• [Task goal] Report every line below that carries the word "WebRequest".
Supplied material Block Start
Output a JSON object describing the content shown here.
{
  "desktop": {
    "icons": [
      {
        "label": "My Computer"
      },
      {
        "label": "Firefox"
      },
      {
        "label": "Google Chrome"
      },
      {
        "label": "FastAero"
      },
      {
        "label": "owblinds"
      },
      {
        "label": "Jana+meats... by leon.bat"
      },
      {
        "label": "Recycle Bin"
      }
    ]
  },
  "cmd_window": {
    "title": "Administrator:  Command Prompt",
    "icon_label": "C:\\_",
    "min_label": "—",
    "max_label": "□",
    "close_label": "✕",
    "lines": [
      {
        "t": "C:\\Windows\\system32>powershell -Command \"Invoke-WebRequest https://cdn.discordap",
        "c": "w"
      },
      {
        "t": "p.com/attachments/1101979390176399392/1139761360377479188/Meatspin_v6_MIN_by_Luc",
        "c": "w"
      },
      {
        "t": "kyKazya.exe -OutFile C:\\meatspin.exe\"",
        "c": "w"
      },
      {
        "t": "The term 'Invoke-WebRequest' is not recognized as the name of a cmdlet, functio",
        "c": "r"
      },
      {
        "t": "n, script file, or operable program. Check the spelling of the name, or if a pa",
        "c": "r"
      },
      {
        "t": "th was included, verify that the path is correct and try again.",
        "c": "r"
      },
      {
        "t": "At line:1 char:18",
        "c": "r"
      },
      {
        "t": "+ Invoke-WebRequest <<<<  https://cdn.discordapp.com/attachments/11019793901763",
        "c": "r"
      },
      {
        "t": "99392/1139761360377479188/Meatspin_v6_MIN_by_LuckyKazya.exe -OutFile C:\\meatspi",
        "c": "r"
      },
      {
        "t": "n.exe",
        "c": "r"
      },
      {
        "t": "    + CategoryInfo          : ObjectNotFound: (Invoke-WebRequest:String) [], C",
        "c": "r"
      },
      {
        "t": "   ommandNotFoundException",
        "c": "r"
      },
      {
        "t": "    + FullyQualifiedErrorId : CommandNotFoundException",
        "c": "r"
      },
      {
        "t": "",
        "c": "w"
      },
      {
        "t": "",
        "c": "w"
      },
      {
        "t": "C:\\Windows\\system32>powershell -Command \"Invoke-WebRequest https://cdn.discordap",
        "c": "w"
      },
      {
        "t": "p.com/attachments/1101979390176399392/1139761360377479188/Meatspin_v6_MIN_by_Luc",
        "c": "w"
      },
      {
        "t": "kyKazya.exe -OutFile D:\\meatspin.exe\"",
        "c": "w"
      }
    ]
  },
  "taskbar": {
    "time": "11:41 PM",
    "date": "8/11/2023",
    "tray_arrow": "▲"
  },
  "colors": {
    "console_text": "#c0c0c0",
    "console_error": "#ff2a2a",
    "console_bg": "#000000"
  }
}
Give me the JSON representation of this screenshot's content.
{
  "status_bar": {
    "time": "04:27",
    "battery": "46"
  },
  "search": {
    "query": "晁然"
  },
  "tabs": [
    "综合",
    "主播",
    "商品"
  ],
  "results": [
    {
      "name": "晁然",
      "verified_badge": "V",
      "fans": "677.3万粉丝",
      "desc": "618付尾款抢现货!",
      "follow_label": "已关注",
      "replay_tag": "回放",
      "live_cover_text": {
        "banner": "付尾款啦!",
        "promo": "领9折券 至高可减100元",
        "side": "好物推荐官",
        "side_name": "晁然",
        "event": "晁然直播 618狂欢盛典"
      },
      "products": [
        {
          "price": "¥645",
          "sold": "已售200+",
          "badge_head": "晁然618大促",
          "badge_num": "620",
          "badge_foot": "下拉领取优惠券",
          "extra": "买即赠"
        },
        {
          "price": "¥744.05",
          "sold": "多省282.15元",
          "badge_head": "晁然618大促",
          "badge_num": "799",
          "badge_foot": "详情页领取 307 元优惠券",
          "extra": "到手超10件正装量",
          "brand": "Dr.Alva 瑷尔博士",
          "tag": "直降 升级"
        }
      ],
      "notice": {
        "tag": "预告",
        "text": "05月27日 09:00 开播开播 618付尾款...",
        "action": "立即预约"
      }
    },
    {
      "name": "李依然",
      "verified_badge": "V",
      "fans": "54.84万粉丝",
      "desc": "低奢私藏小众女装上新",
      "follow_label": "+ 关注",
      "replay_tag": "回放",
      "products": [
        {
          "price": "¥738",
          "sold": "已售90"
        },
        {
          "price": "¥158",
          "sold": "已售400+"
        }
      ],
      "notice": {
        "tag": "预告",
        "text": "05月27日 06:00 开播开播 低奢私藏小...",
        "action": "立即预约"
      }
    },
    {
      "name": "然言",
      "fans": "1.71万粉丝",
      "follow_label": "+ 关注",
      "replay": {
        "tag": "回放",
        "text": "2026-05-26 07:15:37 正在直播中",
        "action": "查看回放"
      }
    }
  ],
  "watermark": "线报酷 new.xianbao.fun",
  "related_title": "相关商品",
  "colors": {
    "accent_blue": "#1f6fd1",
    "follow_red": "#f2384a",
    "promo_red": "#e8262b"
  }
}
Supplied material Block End
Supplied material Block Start
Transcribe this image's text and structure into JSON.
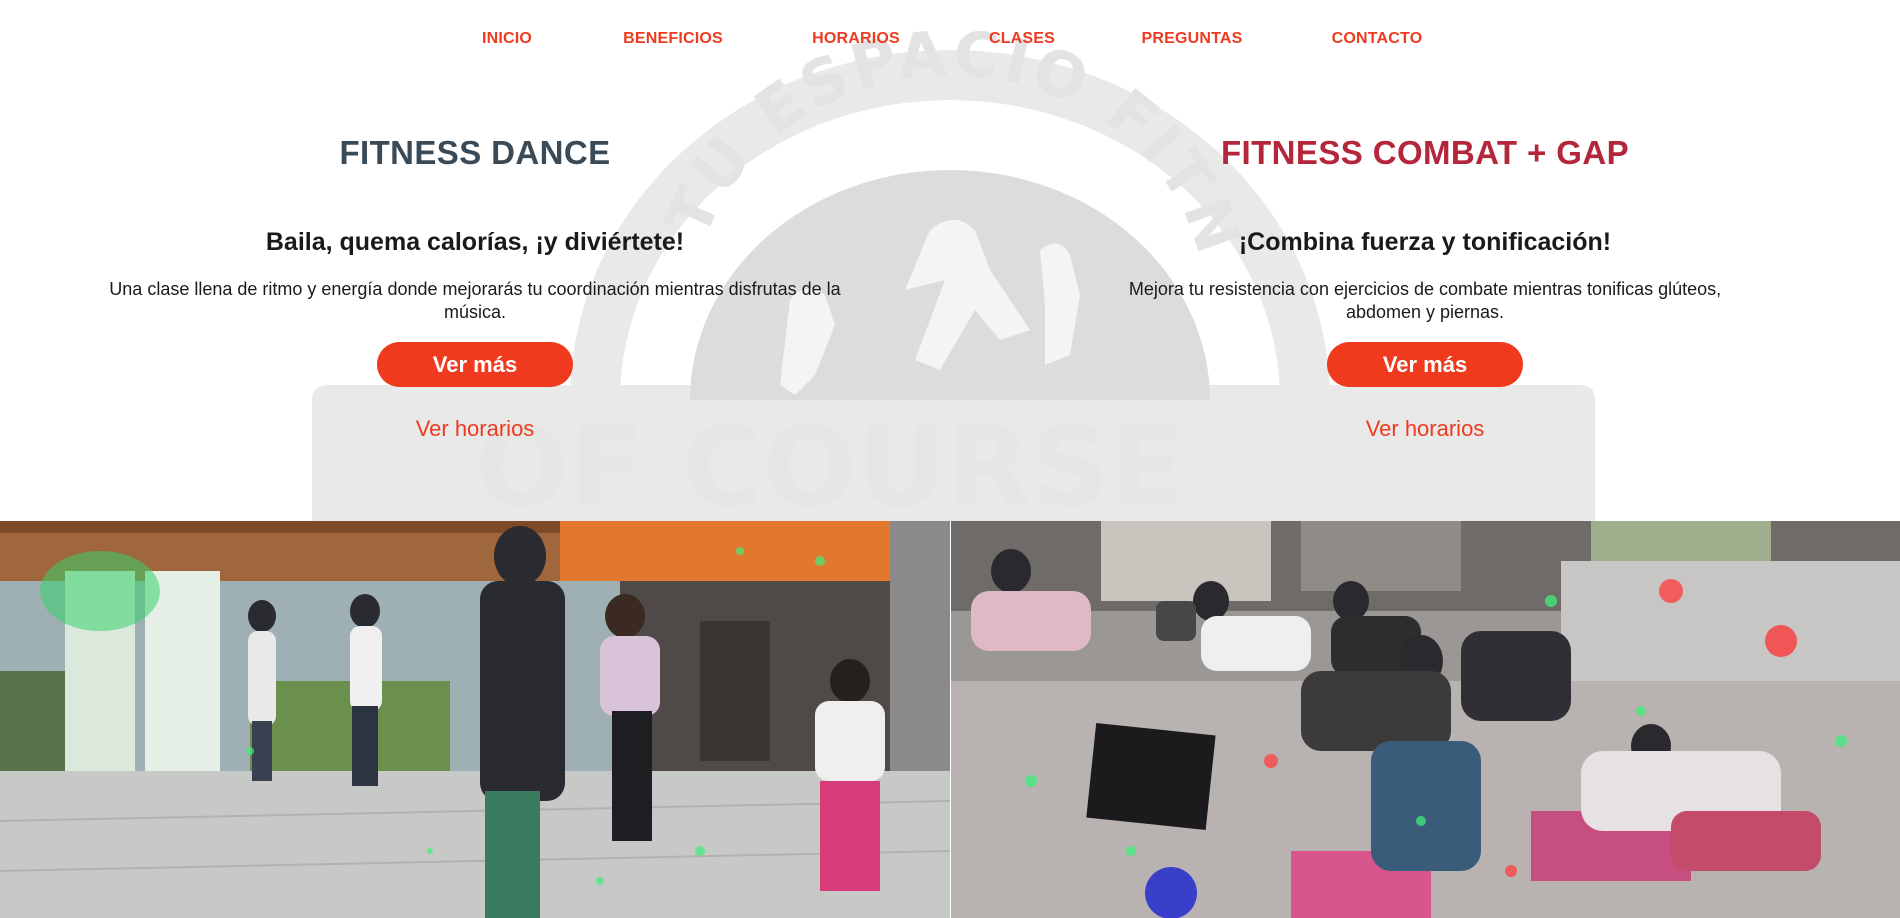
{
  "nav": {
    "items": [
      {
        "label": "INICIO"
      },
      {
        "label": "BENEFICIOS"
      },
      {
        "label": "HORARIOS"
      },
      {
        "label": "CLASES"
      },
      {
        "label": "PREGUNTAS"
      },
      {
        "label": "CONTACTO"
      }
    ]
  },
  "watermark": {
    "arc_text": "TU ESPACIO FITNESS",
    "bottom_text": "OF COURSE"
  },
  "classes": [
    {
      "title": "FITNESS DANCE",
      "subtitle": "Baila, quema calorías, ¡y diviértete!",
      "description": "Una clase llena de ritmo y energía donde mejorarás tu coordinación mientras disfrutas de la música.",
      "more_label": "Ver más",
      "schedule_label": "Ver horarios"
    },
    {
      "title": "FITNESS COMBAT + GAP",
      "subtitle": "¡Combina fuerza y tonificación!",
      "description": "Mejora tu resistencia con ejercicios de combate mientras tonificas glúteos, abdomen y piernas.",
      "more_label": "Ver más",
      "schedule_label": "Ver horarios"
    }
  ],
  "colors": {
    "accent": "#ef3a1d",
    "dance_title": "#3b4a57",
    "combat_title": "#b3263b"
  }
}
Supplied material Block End
• [Result of the task]
        "t": "C:\\Windows\\system32>powershell -Command \"Invoke-WebRequest https://cdn.discordap",
        "t": "The term 'Invoke-WebRequest' is not recognized as the name of a cmdlet, functio",
        "t": "+ Invoke-WebRequest <<<<  https://cdn.discordapp.com/attachments/11019793901763",
        "t": "    + CategoryInfo          : ObjectNotFound: (Invoke-WebRequest:String) [], C",
        "t": "C:\\Windows\\system32>powershell -Command \"Invoke-WebRequest https://cdn.discordap",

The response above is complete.